What I've Been Reading

Reading was slow this month as I put myself on a deadline and meant to keep it come Hell or high water. I've only managed to read three new books. The husband and I each went and picked out a new book by our favorite authors, but I ran across a new hardback by another fave and hubby let me slip it in. The hardback I picked up was Odd Hours by Dean Koontz. This was another great installment to the Odd Thomas saga, which I am a rabid fan of. For those that read it, I like the new addition of Ole Blue Eyes in this book and his turn as a poltergeist. Great scene. I can't wait to see what Odd and Frank are up against next.

I also picked up Suzanne Enoch's After the Kiss. (Sigh), I just love Suzanne Enoch's books. She always packs so much into each book, I find that I can't put them down until I've read every word, and I usually end up re-reading them to death. I really liked Sullivan Waring and the angst he goes through to embarrass his father and half-brother. And Lady Isabel may be my favorite Enoch heroine to date. She starts out blackmailing Sullivan, simply because she can. That is so realistic. First she gets curious, and then she gets infatuated. And finally she falls in love with the most unlikely man-the thief who broke into her home! It's a great book and I highly recommend it.

The last book is my hubby's pick. It is so funny to see my big macho hubby so excited over a romance book that he tracks down an employee of the book store and demands to know why the book wasn't on the shelf! He informs her that he receives the authors newsletter and he knows that today is the release date. The girl, she was a young teenage girl, keeps looking at him like he is pulling a joke on her and looking around for the camera crew. Finally, I tell her the name of the book, Into the Shadow by Christina Dodd, and she goes and looks for it. She comes back with the book and my dearest practically tackles the girl to snatch it out of her hand! I swiped the book from him one evening and read it. I could have waited but it takes him a while to read a book and I enjoy the taunting factor too much to pass up the opportunity. Yeah, we're like that. It's another good read. I'm not too much into the paranormals, but I really enjoyed it.

I tackled my synopsis and am happy to report that it didn't kill me like I feared it would. I couldn't manage to get it any lower than four pages and still make it interesting and informative. I hope the agents understand. I need to give shout outs to Gillian and Erin for all of their help with the synopsis and query letter. I tell you guys, my critique partners are the best! They're always willing to help and hold my hand when nerves attack. I don't know what I'd do without them.

Congratulations must be sent to my other critique partner, Louisa Cornell, who has also finished her revisions and started on the great agent search.
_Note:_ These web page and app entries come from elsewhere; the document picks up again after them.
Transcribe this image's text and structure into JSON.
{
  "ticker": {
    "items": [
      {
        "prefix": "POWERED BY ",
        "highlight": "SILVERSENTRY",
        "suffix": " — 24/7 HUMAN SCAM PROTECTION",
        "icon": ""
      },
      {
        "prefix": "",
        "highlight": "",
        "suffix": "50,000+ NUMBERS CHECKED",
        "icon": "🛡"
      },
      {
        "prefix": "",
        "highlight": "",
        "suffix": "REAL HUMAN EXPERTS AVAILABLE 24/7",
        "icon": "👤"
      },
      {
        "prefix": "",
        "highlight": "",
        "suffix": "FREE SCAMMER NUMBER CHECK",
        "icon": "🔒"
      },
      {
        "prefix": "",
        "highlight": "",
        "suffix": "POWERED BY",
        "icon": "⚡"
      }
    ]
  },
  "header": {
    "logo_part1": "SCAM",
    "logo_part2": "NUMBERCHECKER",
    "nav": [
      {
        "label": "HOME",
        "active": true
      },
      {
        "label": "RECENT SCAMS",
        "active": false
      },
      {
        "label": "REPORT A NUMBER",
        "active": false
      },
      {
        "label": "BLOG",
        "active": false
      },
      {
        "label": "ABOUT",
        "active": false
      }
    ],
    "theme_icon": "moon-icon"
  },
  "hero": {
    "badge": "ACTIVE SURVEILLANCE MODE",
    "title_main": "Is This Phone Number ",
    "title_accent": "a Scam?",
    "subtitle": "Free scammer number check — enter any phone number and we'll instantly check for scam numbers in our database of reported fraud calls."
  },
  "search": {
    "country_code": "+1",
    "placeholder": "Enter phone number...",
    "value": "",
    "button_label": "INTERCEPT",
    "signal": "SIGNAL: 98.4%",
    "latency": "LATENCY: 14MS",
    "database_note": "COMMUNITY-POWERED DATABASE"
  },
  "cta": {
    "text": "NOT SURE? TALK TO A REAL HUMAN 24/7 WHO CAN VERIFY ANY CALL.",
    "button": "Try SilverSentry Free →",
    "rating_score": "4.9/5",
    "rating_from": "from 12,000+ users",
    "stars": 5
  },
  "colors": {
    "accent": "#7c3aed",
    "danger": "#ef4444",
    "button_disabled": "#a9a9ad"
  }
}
I know she'll have an agent soon.

Hubby bought a new car. It's a really bright red Impala SS and it came with a curse. That's right. Curse. Everytime I drive that thing I get stuck in a storm. EVERYTIME! I have managed to dodge tree limbs, saved it's hydroplaning rearend from crashing, and had to sit through a hailstorm while my teenage son practically cried over the damage that he was sure I was inflicting on it. Those were all on different days, by the way. This has been the wettest summer that I can remember.
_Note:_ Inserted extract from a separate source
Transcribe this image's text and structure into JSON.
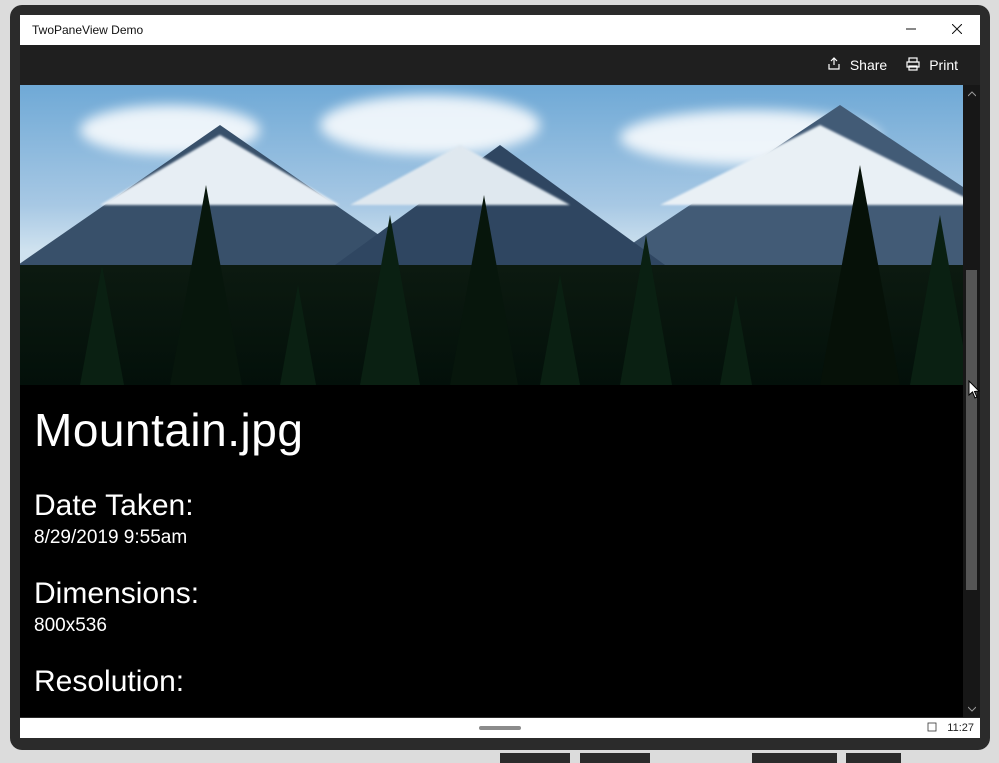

I've been hearing the plaintive cries that every mother or caregiver dreads during summer vacation. 'I'm Bored!' My youngest is the worse. It is so hard to keep a hyperactive seven year old occupied. He discovered his older brother's X-Box and I've had a time keeping him from spending all day in front of it. I told him today to go outside and play in the sun a while. After a five second trip to the front porch, he came back in complaining that it was HOT outside. Imagine that. A trip to the craft store is necessary, it seems.

Well, faithful readers, how goes your summer so far? Anyone else hearing the dreaded howl of bored children? Anyone else wrap up revisions and launch their baby out into the cold cruel world?

I am off to start a new story.